Margaret (Maggie) L. Niess is Professor Emeritus of Mathematics Education at Oregon State University. Her research focuses on integrating technology in teaching science and mathematics and the knowledge teachers require for integrating technologies in their teaching –TPACK. She has authored multiple peer-reviewed journals and chapters including multiple teacher preparation books. She directed the design, implementation, and evaluation of an online Master of Science program for K-12 mathematics and science teachers with an interdisciplinary science, mathematics, and technology emphasis. Her research from this program explores the effectiveness of social metacognitive constructivist learning trajectory in online graduate coursework. She is an editor of an upcoming IGI Handbook of Research on Teacher Education in the Digital Age. She has chaired multiple committees for the Association of Mathematics Teacher Educators (AMTE), currently serves as chair for the American Educational Research Association’s SIG-TACTL (Technology as a Change Agent in Teaching and Learning.
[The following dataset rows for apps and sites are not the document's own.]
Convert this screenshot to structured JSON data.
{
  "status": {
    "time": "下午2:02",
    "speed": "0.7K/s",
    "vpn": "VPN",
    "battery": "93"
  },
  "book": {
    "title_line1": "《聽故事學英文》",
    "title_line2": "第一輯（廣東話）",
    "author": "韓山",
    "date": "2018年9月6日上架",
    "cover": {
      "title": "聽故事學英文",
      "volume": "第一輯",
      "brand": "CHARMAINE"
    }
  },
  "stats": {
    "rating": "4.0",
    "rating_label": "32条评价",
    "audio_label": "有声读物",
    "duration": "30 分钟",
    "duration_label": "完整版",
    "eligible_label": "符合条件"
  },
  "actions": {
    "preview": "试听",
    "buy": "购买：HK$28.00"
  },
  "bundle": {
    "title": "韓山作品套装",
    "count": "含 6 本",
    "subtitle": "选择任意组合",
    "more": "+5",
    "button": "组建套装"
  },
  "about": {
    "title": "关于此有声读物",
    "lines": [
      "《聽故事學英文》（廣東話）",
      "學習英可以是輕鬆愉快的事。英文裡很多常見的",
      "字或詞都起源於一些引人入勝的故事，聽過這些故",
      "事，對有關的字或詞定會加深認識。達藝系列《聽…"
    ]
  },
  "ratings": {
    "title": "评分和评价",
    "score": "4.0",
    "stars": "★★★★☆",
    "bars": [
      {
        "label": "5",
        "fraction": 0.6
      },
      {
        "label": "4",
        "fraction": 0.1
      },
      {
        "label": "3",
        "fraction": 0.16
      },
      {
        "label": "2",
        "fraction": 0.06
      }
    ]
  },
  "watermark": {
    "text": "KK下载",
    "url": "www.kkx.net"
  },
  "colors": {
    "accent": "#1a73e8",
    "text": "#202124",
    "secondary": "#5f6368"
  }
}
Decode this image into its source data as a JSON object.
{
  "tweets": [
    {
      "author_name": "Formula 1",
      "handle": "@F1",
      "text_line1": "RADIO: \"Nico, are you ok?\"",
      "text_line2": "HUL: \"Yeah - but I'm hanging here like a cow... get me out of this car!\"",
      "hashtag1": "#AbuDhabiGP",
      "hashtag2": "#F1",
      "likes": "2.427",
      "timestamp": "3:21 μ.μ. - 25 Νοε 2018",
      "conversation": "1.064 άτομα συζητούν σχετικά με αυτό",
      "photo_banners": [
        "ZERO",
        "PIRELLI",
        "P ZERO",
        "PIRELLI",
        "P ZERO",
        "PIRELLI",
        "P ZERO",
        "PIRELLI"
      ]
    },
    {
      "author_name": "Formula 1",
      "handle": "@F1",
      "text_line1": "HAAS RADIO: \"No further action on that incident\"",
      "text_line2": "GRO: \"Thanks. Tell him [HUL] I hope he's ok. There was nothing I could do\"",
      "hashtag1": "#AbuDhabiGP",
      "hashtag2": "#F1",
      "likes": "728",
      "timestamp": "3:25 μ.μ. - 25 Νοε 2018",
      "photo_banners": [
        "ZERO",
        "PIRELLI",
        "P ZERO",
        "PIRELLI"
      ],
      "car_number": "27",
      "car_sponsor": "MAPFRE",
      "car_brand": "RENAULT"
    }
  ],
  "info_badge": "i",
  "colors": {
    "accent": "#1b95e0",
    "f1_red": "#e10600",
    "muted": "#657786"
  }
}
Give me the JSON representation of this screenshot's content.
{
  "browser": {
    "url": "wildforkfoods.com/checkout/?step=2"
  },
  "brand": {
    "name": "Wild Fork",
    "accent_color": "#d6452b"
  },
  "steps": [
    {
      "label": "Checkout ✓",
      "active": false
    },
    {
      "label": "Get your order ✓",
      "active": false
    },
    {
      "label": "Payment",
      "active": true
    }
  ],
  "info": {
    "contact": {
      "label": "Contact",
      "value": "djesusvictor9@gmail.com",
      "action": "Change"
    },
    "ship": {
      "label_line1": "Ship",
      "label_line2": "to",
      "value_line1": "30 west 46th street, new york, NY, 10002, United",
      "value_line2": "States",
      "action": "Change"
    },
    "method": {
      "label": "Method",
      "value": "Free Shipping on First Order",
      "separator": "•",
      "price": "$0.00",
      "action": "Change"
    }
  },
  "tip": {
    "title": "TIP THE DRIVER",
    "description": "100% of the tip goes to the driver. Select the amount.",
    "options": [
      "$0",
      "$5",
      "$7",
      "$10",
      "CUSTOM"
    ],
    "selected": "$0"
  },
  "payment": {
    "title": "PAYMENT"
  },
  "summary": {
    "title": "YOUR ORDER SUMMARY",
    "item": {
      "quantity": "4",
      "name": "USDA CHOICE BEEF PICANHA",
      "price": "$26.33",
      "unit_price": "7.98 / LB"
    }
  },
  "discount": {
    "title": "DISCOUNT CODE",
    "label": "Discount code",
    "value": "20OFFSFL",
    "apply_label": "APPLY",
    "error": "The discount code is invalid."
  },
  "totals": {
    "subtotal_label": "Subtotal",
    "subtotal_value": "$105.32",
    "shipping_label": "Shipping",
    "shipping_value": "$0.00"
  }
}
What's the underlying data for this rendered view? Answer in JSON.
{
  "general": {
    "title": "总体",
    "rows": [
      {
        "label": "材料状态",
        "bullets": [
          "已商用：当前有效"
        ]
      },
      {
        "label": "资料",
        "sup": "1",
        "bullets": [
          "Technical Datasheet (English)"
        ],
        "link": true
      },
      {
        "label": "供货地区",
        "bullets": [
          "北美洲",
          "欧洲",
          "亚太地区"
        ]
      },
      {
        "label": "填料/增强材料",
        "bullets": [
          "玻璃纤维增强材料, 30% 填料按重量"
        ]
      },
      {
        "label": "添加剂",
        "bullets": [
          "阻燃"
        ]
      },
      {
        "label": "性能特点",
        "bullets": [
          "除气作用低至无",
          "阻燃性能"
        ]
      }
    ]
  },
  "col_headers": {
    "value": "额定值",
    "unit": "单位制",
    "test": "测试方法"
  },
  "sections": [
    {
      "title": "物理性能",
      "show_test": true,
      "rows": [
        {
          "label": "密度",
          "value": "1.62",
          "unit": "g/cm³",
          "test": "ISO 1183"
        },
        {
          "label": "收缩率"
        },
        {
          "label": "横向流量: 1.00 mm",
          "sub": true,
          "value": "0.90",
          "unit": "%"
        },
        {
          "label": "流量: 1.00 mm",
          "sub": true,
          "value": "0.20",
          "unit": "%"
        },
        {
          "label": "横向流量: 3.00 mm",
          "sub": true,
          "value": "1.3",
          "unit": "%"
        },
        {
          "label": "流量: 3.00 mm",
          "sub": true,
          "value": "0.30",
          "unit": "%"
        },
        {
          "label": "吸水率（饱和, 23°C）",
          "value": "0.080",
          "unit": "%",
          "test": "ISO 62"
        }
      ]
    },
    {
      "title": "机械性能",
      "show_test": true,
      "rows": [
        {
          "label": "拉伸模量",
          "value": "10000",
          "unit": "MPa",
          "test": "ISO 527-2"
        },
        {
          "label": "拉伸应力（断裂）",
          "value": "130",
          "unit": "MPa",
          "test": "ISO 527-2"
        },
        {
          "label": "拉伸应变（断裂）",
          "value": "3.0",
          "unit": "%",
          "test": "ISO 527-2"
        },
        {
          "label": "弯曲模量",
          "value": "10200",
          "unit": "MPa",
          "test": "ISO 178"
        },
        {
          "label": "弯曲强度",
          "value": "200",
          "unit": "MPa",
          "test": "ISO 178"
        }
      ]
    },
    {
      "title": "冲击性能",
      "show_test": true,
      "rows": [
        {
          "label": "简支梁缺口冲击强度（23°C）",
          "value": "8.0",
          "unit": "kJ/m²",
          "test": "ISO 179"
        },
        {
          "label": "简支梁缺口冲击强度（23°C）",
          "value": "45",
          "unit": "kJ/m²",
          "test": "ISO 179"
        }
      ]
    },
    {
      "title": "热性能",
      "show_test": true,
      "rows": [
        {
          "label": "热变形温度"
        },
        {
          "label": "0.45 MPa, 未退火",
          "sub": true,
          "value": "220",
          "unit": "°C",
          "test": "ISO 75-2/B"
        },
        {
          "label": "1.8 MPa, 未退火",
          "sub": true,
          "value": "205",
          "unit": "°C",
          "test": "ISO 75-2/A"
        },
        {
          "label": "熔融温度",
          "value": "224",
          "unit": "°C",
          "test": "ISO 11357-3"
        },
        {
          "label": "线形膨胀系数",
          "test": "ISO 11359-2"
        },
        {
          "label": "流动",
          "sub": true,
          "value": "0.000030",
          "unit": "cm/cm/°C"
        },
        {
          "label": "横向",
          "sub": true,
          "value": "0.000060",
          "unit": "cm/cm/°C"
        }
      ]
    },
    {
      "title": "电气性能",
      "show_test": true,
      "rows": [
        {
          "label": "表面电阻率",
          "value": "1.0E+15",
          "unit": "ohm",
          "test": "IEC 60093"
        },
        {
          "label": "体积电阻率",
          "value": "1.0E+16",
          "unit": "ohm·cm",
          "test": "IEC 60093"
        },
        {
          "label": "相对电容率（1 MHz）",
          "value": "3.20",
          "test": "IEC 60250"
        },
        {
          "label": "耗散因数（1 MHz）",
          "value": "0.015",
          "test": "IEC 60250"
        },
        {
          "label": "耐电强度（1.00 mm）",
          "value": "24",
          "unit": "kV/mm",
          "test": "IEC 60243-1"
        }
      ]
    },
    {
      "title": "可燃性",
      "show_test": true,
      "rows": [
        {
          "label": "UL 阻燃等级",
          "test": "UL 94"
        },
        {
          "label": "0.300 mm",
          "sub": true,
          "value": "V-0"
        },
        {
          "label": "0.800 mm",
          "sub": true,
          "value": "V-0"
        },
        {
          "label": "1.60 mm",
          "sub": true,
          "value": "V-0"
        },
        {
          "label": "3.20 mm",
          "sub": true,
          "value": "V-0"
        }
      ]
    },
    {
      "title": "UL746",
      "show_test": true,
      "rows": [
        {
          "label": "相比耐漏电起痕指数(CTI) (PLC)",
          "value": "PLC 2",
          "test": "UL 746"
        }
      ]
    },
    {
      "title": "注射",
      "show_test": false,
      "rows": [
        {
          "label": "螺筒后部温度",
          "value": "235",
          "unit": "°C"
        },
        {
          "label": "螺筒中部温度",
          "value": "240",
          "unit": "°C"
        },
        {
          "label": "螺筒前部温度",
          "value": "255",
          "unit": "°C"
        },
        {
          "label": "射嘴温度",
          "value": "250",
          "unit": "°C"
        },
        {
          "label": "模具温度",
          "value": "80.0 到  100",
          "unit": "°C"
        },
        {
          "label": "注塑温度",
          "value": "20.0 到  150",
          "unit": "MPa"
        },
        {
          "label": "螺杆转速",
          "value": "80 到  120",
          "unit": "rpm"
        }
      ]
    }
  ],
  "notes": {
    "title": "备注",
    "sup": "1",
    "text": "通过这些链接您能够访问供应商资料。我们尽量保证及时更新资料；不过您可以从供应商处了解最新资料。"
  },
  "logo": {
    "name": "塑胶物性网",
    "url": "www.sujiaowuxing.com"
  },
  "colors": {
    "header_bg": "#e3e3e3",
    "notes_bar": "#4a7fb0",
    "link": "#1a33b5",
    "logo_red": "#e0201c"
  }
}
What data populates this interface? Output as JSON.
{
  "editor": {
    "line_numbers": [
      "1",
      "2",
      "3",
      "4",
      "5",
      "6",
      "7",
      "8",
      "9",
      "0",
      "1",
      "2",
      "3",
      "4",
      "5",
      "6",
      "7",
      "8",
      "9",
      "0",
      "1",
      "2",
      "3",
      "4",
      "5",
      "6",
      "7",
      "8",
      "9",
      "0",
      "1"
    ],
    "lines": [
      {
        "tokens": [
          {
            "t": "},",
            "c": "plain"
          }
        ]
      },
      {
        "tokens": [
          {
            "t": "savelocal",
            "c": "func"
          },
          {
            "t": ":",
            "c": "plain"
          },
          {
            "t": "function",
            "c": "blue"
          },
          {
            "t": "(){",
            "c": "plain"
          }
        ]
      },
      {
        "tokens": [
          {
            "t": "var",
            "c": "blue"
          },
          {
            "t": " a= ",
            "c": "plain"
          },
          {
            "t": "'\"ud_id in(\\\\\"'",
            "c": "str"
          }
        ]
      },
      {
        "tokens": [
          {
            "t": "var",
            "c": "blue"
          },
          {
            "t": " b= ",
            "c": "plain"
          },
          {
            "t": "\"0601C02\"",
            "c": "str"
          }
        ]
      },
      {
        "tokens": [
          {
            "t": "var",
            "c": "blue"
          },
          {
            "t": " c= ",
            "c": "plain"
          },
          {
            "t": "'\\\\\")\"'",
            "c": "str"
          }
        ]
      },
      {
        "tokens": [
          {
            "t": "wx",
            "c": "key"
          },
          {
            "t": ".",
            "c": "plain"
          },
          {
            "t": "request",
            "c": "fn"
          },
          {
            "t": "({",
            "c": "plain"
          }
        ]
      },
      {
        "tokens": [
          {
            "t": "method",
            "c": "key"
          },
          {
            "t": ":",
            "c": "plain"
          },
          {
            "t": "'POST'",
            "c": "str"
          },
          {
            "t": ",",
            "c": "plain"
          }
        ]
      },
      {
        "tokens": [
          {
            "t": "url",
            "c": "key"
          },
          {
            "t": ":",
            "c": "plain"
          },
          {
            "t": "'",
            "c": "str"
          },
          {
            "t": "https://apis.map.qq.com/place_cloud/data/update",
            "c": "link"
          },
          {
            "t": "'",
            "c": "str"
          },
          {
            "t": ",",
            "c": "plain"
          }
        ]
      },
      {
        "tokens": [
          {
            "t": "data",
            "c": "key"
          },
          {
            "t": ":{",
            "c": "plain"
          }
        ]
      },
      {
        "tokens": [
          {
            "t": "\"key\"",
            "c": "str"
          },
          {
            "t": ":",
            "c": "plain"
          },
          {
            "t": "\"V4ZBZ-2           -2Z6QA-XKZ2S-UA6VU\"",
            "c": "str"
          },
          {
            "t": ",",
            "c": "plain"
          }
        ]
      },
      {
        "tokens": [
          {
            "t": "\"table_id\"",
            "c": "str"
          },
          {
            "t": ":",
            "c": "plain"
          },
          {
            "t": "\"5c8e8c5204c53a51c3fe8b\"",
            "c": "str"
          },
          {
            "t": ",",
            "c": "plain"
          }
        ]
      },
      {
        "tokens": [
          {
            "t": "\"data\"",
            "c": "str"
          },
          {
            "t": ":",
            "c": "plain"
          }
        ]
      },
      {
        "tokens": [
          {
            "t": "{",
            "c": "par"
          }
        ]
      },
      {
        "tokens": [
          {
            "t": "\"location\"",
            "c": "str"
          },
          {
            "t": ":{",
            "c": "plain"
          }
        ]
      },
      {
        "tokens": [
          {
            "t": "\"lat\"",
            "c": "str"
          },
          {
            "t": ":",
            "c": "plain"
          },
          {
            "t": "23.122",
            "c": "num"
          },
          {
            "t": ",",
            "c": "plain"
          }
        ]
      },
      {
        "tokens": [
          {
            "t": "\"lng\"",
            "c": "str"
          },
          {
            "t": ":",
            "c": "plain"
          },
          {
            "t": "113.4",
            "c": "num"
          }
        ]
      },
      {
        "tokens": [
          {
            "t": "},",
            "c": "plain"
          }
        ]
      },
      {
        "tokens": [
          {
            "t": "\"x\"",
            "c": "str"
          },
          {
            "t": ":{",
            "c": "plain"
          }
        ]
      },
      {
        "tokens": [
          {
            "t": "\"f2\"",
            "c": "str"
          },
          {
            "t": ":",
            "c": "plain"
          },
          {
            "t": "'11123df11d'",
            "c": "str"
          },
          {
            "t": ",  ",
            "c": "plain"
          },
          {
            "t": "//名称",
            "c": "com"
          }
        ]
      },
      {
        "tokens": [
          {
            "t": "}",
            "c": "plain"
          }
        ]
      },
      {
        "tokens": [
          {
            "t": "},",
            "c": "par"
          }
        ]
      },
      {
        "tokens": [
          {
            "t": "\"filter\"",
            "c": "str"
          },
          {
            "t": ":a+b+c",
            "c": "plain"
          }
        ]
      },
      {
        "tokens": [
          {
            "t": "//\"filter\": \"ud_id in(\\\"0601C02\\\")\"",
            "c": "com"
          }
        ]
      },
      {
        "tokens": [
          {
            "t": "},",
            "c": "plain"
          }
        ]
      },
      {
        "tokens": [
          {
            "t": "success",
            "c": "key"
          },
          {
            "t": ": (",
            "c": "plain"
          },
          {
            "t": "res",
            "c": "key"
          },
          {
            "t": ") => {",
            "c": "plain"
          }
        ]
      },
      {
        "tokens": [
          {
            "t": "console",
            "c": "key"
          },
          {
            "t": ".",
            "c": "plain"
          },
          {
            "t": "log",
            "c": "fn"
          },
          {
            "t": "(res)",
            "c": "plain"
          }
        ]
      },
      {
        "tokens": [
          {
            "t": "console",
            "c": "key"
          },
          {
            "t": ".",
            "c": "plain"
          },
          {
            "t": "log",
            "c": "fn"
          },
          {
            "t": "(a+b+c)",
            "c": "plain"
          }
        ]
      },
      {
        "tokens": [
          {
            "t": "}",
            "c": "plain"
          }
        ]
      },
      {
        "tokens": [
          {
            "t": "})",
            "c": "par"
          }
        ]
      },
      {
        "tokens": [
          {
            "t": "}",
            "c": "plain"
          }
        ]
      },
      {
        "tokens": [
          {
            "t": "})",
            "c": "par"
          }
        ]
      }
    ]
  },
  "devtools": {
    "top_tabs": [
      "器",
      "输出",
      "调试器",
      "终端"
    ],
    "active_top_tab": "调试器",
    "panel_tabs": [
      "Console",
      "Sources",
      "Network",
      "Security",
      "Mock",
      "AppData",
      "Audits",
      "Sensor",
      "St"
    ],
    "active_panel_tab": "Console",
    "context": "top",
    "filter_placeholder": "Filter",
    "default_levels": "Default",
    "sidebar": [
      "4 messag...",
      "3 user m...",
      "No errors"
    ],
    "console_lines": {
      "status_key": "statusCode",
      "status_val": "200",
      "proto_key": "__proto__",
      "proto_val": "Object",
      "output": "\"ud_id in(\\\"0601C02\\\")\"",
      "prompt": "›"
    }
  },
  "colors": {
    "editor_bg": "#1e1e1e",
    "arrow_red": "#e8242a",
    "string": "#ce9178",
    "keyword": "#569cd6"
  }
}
Shannon Driskell is a Professor of Mathematics Education in the Department of Mathematics at the University of Dayton. She received her PhD from the University of Virginia after serving as a high school mathematics teacher in Ohio and as a middle school mathematics teacher in North Carolina. She teaches undergraduate and graduate mathematics content courses for preservice and inservice teachers. She has been a member of the Association of Mathematics Teacher Educators (AMTE) technology committee and multiple conference program committees, and served as Program Committee Chair of the AMTE Eighteenth Annual Conference in 2014. Her research focuses on the use of technology to support teaching and learning of mathematics, mathematical content knowledge for teaching, Technological Pedagogical Content Knowledge (TPACK), and teacher professional development.

Karen Hollebrands is Professor of Mathematics Education at North Carolina State University where she teaches undergraduate and graduate courses in mathematics education. Her research focuses on the use of technology in the teaching and learning of mathematics, with a particular emphasis on geometry and dynamic geometry software programs. She has authored multiple peer-reviewed journal articles and book chapters and co-edited several books focused on the use of technology in the teaching and learning of mathematics. For more than ten years, she has received funding to support projects to create and disseminate curricula materials for preparing teachers to teach mathematics with technology. In addition, she has served on and chaired committees for the National Council of Teachers of Mathematics, the Association of Mathematics Teacher Educators, and the Psychology of Mathematics Education - North America Chapter.